A hot topic at today’s pub writing session (in the gaps between writing) was point of view (POV) — specifically, how many points of view are optimum in a novel?
This is actually rather pertinent when it comes to ‘epic’ fantasy, in which genre it has become quite common to write from several character POVs, often up to eight or ten, in order to tell a story large in scope and complexity. The point was made, however, that in some cases such a large number of POV characters could be deemed to represent ‘laziness’ on the part of the author, who might be taking the simple option to convey information or character.
This proved to be a highly controversial statement (probably because it was made without all the qualifiers I’ve included above…) A lively discussion ensued!
My take on this is that generally fewer POV characters are preferable, primarily because as a reader I want to engage on a deep level with characters, which doesn’t tend to happen to the same extent when the POV is constantly changing.

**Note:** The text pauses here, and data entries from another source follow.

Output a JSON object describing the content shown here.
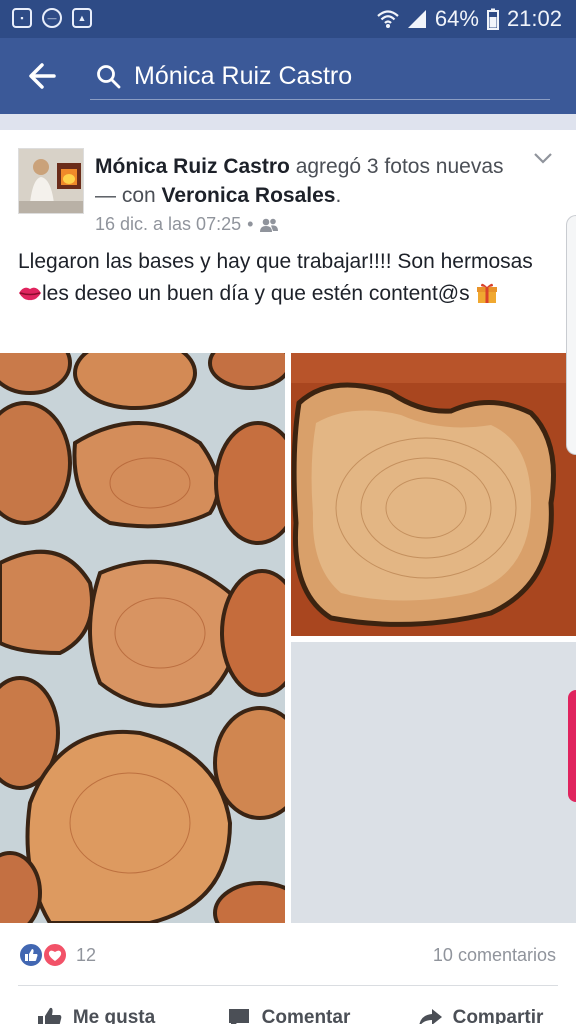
{
  "status_bar": {
    "battery": "64%",
    "time": "21:02",
    "icons": [
      "app-notification-icon",
      "minus-circle-icon",
      "image-icon",
      "wifi-icon",
      "signal-icon",
      "battery-icon"
    ]
  },
  "app_bar": {
    "back_icon": "arrow-left-icon",
    "search_icon": "search-icon",
    "search_text": "Mónica Ruiz Castro"
  },
  "post": {
    "author": "Mónica Ruiz Castro",
    "action_text": " agregó 3 fotos nuevas — con ",
    "tagged": "Veronica Rosales",
    "period": ".",
    "timestamp": "16 dic. a las 07:25",
    "separator": "•",
    "audience_icon": "friends-icon",
    "text_part1": "Llegaron las bases y hay que trabajar!!!! Son hermosas ",
    "text_part2": "les deseo un buen día y que estén content@s ",
    "emoji1": "lips-icon",
    "emoji2": "gift-icon"
  },
  "stats": {
    "reactions_count": "12",
    "comments": "10 comentarios"
  },
  "actions": {
    "like": "Me gusta",
    "comment": "Comentar",
    "share": "Compartir"
  },
  "colors": {
    "facebook_blue": "#3b5998",
    "status_bar": "#2e4b86",
    "like_blue": "#4267b2",
    "love_red": "#f25268"
  }
}
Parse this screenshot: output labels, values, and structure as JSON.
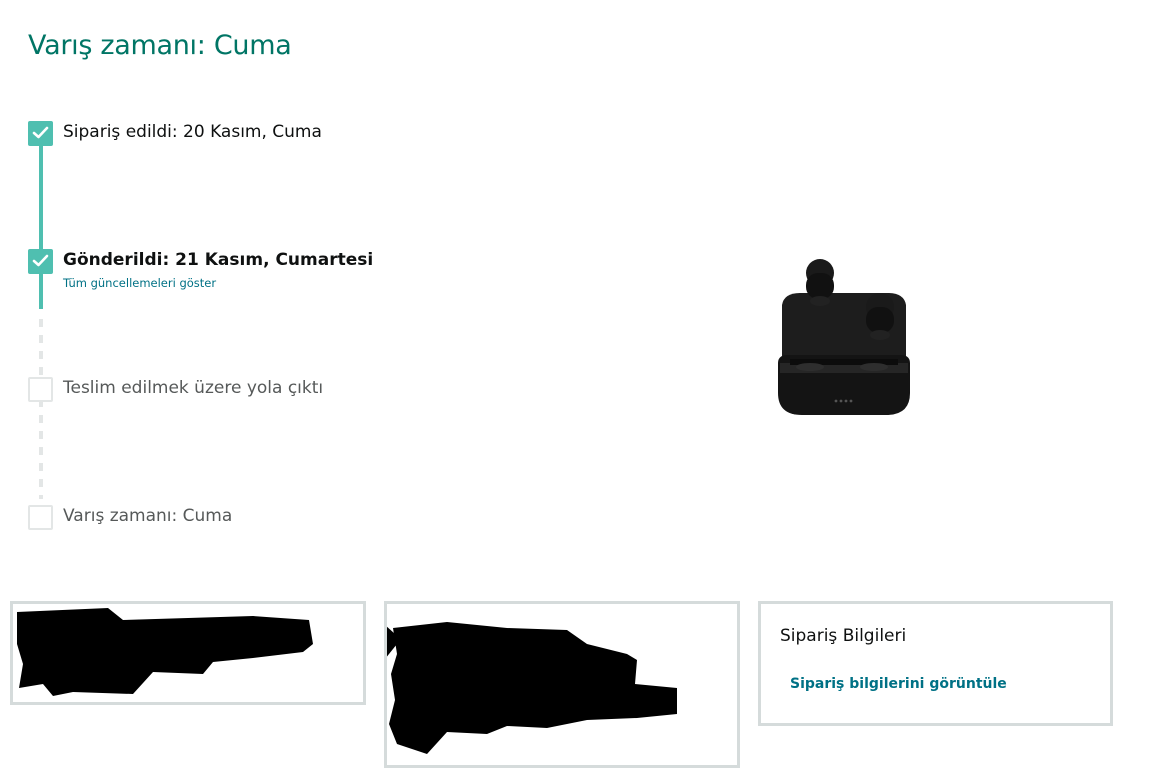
{
  "header": {
    "arrival_title": "Varış zamanı: Cuma"
  },
  "tracker": {
    "steps": [
      {
        "label": "Sipariş edildi: 20 Kasım, Cuma",
        "status": "done"
      },
      {
        "label": "Gönderildi: 21 Kasım, Cumartesi",
        "status": "done",
        "link": "Tüm güncellemeleri göster"
      },
      {
        "label": "Teslim edilmek üzere yola çıktı",
        "status": "pending"
      },
      {
        "label": "Varış zamanı: Cuma",
        "status": "pending"
      }
    ],
    "colors": {
      "done": "#4fbfb0",
      "pending": "#e3e6e6",
      "link": "#007185",
      "title": "#007565"
    }
  },
  "product": {
    "image": "wireless-earbuds-charging-case"
  },
  "cards": {
    "order_info": {
      "title": "Sipariş Bilgileri",
      "link": "Sipariş bilgilerini görüntüle"
    }
  }
}
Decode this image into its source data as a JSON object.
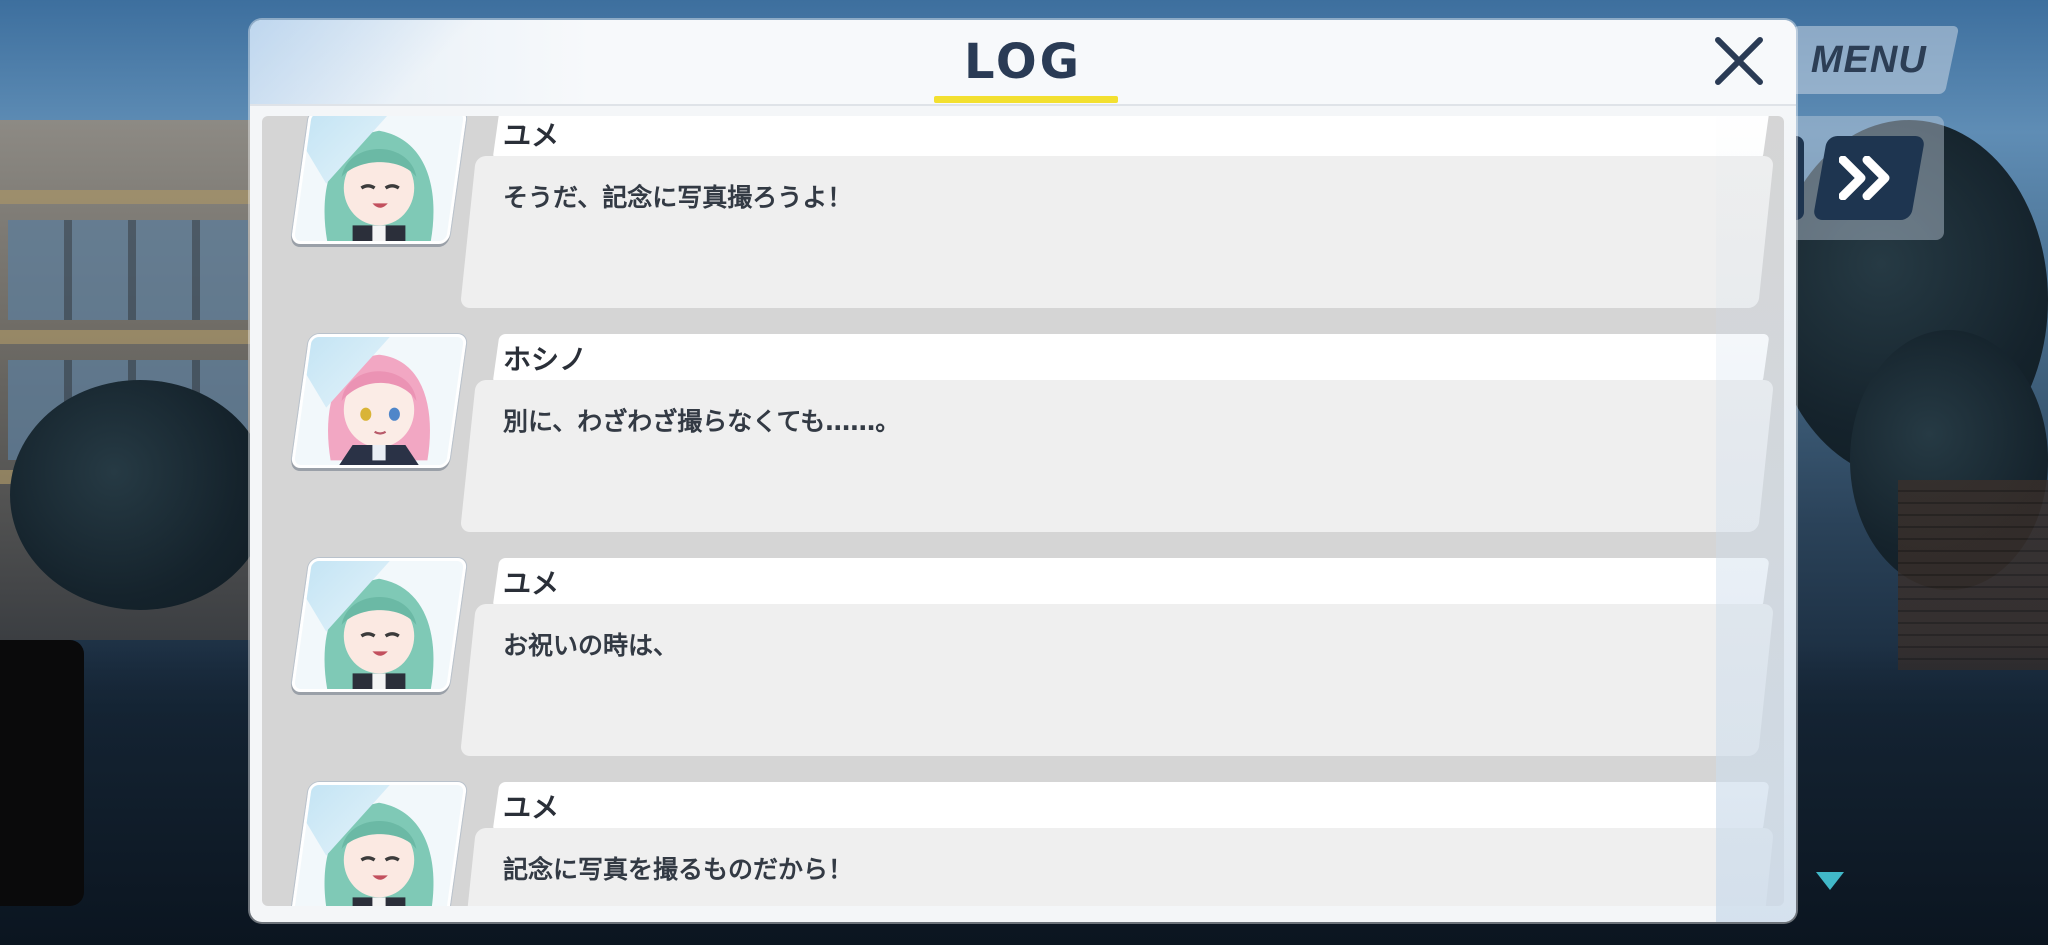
{
  "hud": {
    "menu_label": "MENU",
    "fast_forward_icon": "fast-forward-icon"
  },
  "log": {
    "title": "LOG",
    "close_icon": "close-icon",
    "accent_color": "#f3e030",
    "entries": [
      {
        "speaker": "ユメ",
        "text": "そうだ、記念に写真撮ろうよ！",
        "character": "yume"
      },
      {
        "speaker": "ホシノ",
        "text": "別に、わざわざ撮らなくても……。",
        "character": "hoshino"
      },
      {
        "speaker": "ユメ",
        "text": "お祝いの時は、",
        "character": "yume"
      },
      {
        "speaker": "ユメ",
        "text": "記念に写真を撮るものだから！",
        "character": "yume"
      }
    ]
  },
  "colors": {
    "yume_hair": "#7fc9b6",
    "hoshino_hair": "#f2a7c3",
    "title_text": "#2a3b55"
  }
}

I want to go on a journey with the characters, discover things as they do. I think it’s fine for events to be happening off stage, events that we only hear about when the POV character does. In epic fantasy, where there could be wars or quests or other big stuff happening elsewhere, there’s a definite temptation to throw to a different POV character who can be the reader’s eyes and ears in that space. Ultimately it’s a matter of what is best for the story. Sometimes multiple narratives are part of the author’s grand vision.
The best example for multiple POVs I’ve come across is Robin Hobb’s Liveship Traders trilogy. In this series she writes from about six POVs and every single one is brilliantly rendered with depth and texture. Each POV character undergoes massive transformation and there’s a reason their individual stories are told. They’re not there merely to serve as narrative devices (which criticism of other nameless novels was at the heart of the earlier ‘laziness’ comment, I believe).

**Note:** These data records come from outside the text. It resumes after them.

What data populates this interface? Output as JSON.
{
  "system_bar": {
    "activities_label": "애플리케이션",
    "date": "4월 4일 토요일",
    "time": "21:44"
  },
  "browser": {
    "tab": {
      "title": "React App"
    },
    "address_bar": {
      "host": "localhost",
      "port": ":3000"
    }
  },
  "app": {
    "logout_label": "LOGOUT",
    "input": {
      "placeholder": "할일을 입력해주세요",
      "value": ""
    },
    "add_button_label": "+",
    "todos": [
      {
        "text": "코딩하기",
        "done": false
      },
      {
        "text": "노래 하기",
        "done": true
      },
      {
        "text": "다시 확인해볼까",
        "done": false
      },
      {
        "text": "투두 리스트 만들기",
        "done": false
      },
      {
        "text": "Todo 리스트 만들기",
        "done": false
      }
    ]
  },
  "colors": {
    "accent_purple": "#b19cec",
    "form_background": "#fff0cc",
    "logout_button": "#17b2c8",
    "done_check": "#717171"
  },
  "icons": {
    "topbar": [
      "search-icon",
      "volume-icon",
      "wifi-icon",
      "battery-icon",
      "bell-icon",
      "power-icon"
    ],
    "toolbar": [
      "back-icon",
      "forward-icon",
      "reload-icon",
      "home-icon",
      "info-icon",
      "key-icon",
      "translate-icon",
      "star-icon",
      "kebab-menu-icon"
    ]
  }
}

When I set out to write my current novel(s) I made the conscious decision to limit my POVs to two, mainly because I wanted to keep the story intimate. However, I’ve been contemplating adding a couple of POV characters to the second novel, which I’m about to commence. My reason is primarily to convey events that are geographically distant from my original two POV characters, but I also thought it would be interesting to tell the stories of an additional two or three characters. After today’s discussion I’m remembering my initial ambition and I guess I’m going to have to consider what will be best for the story!